In Brief


FYROM parades under official name in Beijing The Olympic delegation of the Former Yugoslav Republic of Macedonia (FYROM) yesterday paraded in the opening ceremony of the Beijing Olympiad under a banner with the initials of its official name FYROM, used by the United Nations and the International Olympic Committee (IOC). This followed Greek representations to the IOC and the organizers to stop the neighboring country from using its constitutional name of «Republic of Macedonia.» The Hellenic Olympic Committee also complained regarding a reference to FYROM athletes on the official Games website as «Macedonians.» Separately, FYROM Premier Nikola Gruevski snubbed a suggestion that UN mediator Matthew Nimetz might propose «New Democratic State of Macedonia» to resolve the name dispute with Greece. «It will have the same fate as his last proposal,» he said. SPRINTER CAUGHT New doping case rocks sport in Greece Just as the Olympics got under way yesterday, Greek sprinter Tassos Gousis tested positive for the same banned substance (methyltrienolone) as the 11 weightlifters on the national team and swimmer Yiannis Drymonakos earlier this year. Gousis was caught during the tests conducted by the Greek anti-doping agency ESKAN, which checked the entire Olympic squad. Gousis would have been Greece’s representative in Beijing in the 200 meters, in athletics. He currently is in Japan training with most of the Greek athletics squad. Reports suggested he is to return to Greece immediately. Economic gloom The latest data on industrial production and imported industrial goods point to a slowdown in economic activity and an intensification of inflationary pressures in the short term. The National Statistics Service said the imported industrial goods price index stood 12.6 percent higher in June, compared to last year, due to steep rises on the part of oil, food and raw materials. Industrial production fell 3.1 in June and 2.4 percent in the first half as a whole. The data corroborate a recent slide in consumer confidence and business expectations in a survey by the Foundation for Economic and Industrial Research.
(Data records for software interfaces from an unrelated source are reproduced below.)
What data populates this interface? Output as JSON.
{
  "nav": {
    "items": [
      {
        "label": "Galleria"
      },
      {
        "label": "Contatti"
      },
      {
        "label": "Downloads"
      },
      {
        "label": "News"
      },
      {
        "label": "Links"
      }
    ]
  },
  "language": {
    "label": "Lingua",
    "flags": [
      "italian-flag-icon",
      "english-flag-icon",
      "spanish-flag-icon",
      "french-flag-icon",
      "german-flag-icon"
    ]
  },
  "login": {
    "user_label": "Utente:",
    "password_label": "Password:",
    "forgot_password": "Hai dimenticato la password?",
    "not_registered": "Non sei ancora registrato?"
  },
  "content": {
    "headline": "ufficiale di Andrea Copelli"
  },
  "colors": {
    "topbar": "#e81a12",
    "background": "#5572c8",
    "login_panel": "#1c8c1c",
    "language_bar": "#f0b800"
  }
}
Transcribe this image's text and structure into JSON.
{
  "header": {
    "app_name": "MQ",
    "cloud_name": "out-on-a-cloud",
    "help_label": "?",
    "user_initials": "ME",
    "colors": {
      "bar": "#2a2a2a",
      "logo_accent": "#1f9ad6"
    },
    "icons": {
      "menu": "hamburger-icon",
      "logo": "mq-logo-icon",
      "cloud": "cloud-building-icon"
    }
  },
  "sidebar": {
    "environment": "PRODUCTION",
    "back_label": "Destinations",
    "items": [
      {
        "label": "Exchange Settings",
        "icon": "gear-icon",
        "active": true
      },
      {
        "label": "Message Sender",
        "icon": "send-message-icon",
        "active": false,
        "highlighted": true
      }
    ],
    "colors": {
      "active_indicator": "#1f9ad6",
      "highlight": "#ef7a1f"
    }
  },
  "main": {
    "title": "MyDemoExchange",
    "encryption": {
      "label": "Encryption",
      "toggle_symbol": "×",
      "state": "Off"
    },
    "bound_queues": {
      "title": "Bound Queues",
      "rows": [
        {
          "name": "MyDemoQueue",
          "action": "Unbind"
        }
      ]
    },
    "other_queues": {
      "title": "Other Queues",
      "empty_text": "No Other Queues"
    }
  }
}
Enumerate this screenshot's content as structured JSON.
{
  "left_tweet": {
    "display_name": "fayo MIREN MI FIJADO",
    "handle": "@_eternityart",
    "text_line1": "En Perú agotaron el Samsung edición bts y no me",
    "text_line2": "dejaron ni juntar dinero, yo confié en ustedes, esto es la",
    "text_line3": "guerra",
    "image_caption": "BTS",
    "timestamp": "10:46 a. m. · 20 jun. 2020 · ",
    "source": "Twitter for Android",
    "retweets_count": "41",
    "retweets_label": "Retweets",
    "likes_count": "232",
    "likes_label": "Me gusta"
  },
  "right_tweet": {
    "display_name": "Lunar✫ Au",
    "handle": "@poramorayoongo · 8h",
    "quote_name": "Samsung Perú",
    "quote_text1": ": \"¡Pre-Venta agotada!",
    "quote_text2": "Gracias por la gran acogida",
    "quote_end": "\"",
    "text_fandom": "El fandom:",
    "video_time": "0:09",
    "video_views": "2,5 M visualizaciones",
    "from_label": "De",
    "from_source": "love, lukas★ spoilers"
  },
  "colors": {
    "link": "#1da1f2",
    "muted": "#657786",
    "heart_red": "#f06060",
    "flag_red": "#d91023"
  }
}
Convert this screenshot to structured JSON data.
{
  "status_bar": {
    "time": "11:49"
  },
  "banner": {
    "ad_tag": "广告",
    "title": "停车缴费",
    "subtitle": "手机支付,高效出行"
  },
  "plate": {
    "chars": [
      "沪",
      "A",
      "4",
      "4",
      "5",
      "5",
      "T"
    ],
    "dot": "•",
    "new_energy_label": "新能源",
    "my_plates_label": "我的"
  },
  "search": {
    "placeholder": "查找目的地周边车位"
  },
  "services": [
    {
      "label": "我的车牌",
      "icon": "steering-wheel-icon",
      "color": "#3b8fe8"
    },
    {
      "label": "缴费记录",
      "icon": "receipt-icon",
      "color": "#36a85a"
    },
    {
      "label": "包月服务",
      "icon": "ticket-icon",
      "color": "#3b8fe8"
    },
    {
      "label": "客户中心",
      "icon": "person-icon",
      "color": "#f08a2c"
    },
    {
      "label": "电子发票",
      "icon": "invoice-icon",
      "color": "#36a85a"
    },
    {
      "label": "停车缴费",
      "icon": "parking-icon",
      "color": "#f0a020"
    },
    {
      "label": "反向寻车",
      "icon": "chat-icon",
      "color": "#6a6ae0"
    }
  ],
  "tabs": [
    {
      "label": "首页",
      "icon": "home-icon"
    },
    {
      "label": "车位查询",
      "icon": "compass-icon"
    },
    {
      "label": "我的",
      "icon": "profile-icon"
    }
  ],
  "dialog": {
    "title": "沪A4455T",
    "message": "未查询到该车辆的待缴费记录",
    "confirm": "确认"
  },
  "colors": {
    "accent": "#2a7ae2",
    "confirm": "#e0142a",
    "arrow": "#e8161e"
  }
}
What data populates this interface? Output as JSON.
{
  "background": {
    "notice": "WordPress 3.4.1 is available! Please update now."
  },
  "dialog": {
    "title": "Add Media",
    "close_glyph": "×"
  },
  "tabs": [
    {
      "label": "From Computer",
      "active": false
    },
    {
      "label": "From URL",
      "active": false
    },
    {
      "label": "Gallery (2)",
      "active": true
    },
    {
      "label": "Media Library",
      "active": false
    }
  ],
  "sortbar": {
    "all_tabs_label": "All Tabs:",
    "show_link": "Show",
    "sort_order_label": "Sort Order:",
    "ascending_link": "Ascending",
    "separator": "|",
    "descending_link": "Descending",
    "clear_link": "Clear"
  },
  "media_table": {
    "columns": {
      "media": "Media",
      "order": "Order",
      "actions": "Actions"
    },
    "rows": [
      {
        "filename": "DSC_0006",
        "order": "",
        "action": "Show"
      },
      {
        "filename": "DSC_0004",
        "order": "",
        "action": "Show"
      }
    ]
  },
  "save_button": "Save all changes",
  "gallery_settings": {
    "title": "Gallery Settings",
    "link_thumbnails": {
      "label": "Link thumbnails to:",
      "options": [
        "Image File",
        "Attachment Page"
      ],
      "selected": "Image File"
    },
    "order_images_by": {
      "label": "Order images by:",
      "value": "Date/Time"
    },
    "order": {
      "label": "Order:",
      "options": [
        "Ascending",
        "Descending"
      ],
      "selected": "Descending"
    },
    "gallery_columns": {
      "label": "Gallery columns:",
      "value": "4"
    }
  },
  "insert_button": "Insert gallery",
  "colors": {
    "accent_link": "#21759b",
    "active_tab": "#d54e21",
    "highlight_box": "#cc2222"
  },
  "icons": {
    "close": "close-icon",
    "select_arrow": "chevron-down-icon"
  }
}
Migrants center The government today is inaugurating a new reception center for illegal immigrants in the town of Sparta in the Peloponnese, one of four new such facilities planned in response to a growing number of people being arrested after entering the country without visas. Six reception centers already exist in border areas – three in Thrace and one each on the islands of Lesvos, Chios and Samos. The number of illegal immigrants arrested has grown from about 66,000 in 2005 to 95,000 in 2006 and 112,000 last year. In the first four months of 2008, the number of arrests reached 29,500 and is projected to exceed 120,000 by year-end.